Many organizations are putting effort into CX initiatives in Australia, although not all of these are proving to be effective. Often, it’s the holistic approach that’s lacking, with responsibility for the CX of each channel sitting in siloed business units in many Australian companies. This means there’s a lack of overall strategy, or indeed a sense of what ‘the big picture’ looks like.
This is important. It can mean organizations risk being perceived as not truly customer-centered or customer-first in approach. And when consumers feel that their interests are not being well looked after by the organizations they interact with, they can and will publicly complain. As we have seen over the course of the past few years, in some sectors they will also demand greater government or regulatory intervention.
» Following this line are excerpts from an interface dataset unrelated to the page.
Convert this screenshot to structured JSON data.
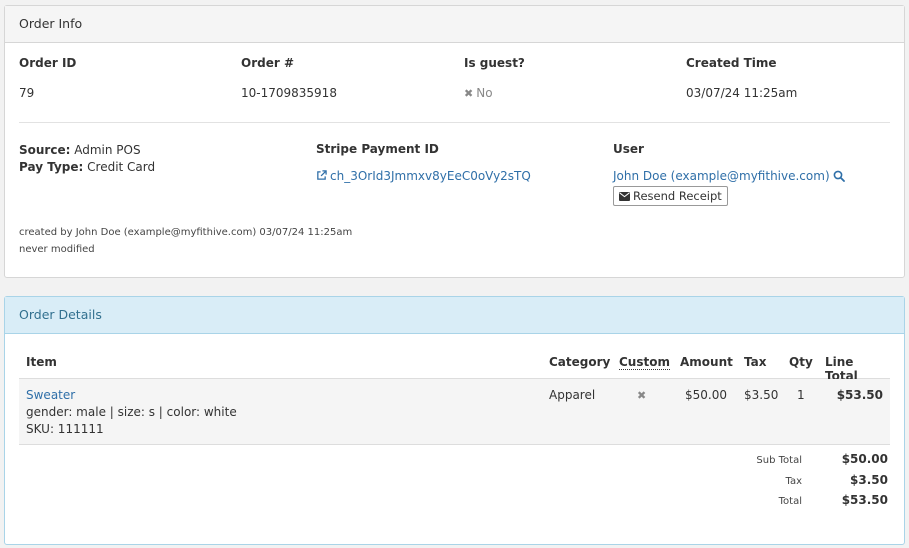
{
  "order_info": {
    "heading": "Order Info",
    "order_id_label": "Order ID",
    "order_id": "79",
    "order_num_label": "Order #",
    "order_num": "10-1709835918",
    "is_guest_label": "Is guest?",
    "is_guest": "No",
    "created_label": "Created Time",
    "created": "03/07/24 11:25am",
    "source_label": "Source:",
    "source": "Admin POS",
    "pay_type_label": "Pay Type:",
    "pay_type": "Credit Card",
    "stripe_label": "Stripe Payment ID",
    "stripe_id": "ch_3OrId3Jmmxv8yEeC0oVy2sTQ",
    "user_label": "User",
    "user": "John Doe (example@myfithive.com)",
    "resend_label": "Resend Receipt",
    "created_by": "created by John Doe (example@myfithive.com) 03/07/24 11:25am",
    "modified": "never modified"
  },
  "order_details": {
    "heading": "Order Details",
    "columns": {
      "item": "Item",
      "category": "Category",
      "custom": "Custom",
      "amount": "Amount",
      "tax": "Tax",
      "qty": "Qty",
      "line_total": "Line Total"
    },
    "rows": [
      {
        "item_name": "Sweater",
        "item_options": "gender: male | size: s | color: white",
        "sku": "SKU: 111111",
        "category": "Apparel",
        "custom": "✖",
        "amount": "$50.00",
        "tax": "$3.50",
        "qty": "1",
        "line_total": "$53.50"
      }
    ],
    "totals": {
      "sub_total_label": "Sub Total",
      "sub_total": "$50.00",
      "tax_label": "Tax",
      "tax": "$3.50",
      "total_label": "Total",
      "total": "$53.50"
    }
  },
  "icons": {
    "guest_no": "times-icon",
    "stripe_link": "external-link-icon",
    "user_search": "search-icon",
    "resend": "envelope-icon"
  },
  "colors": {
    "link": "#2f6fa8",
    "details_heading_bg": "#d9edf7",
    "details_heading_text": "#31708f"
  }
}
Given the recent significant scrutiny placed on some sectors in the Australian market, it is not surprising to see that the CX pillar of Integrity is one of the biggest drivers of advocacy in Australia at 18.8 percent, with only Personalization marginally ahead at 18.9 percent. Companies that are able to tailor the CX to the specific needs of the individual (such as Singapore Airlines and Afterpay), whilst also doing so in a transparent and ethical manner, are the ones that Australian consumers are most likely to gravitate towards.
In addition, a good multi-channel experience is increasingly important to consumers, and there’s a general expectation that companies will be able to offer a seamless service across a myriad of platforms. However, this is proving to be problematic for some Australian organizations, particularly those legacy companies that adhere to the more traditional ways of working. In many cases, they’re being superseded by (relatively) newer brands such as Afterpay and retailer The Iconic, which have built their CX from the ground up with digital channels at the forefront.
Despite this, there are companies that appear to keep their fingers on the pulse of what the Australian consumer expects. For example, Bendigo Bank, which ranks third in the 2019 study (consistent with its performance in 2018), has managed to achieve this position by being recognized by respondents for the pillar of Empathy in particular. This can perhaps be attributed to customer facing initiatives such as Tap-On Tuesdays, where eligible Bendigo Bank Mastercard customers were offered free train, rail and ferry services across Sydney in April 2019.
"Customer experience has been heightened as a topical conversation in the Australian market through increased scrutiny over the past 18 months in areas as diverse as aged care and financial services. Traditional Australian organizations, who are often tied to legacy ways of working, are struggling to match the digital experience offered by new market entrants. The future challenge for these organizations will be successfully translating their physical presence into a digital blueprint that captures the essence of their brand."
Partner in Charge - Customer, Brand and Marketing Advisory,
KPMG in Australia
In addition, Bendigo takes part in a number of philanthropic initiatives, such as partnering with Emergency Management Victoria to establish a community relief fund for those affected by fires in the south east. It also offered discounted interest rates and fee waivers to those customers affected by North Queensland’s floods in February 2019.
The financial services organization RACQ Insurance was highly rated by Australian consumers for the pillar of Integrity and ranks in second place in the Australian 2019 study. RACQ Insurance is part of The Royal Automobile Club of Queensland (RACQ) group that offers a range of products such as roadside assistance, insurance, banking and travel. As a member-owned mutual organization, RACQ is focused on giving back to the community: RACQ’s foundation has helped over 190 community groups since its inception in 2011, and it has so far approved AU$680,000 (US$460,000) in funding for various community organizations.
Furthermore, RACQ is investing in CX innovation. In 2019 it became the first Australian company to utilize Voigle Voice technology – a service which allows motorists to use smart speakers, cell phones or in-car applications to access RACQ’s Fair Fuel and Road Conditions websites. In practice, this means that a customer can use the Voigle Voice to find out where the best fuel price may be in a particular suburb or check the road conditions on certain routes before traveling.5
However, the brand highest-ranked by Australians is Singapore Airlines - an aviation company that ranks in first place in three out of the four countries that feature it in the research. The brand also ranked in first place in Australia in 2018.
Singapore Airlines was recognized by Australian consumers across each of The Six Pillars – and in particular ranked highly for technological innovation. The airline has focused on the pillar of Personalization with its KrisWorld entertainment system, and in addition, has partnered with Bang & Olufsen to offer wireless headphones. This service offers over 1,800 television, movie, music and game choices, but passengers are able to customize the service for their own needs. They can create individual user accounts to save their preferences, and this means they can ‘bookmark’ films they might be halfway through watching, and resume them when they board their next flight.
It is this type of technological innovation which is prompting the legacy companies to reappraise their approach to CX. This is because many Australian consumers are perceiving such innovations to be ‘the new normal,’ and expect to see them in a first class CX. Therefore, any company that can grasp this, and deploy innovation and customer centricity across an organization, will have taken the first step towards an Australian CX revival.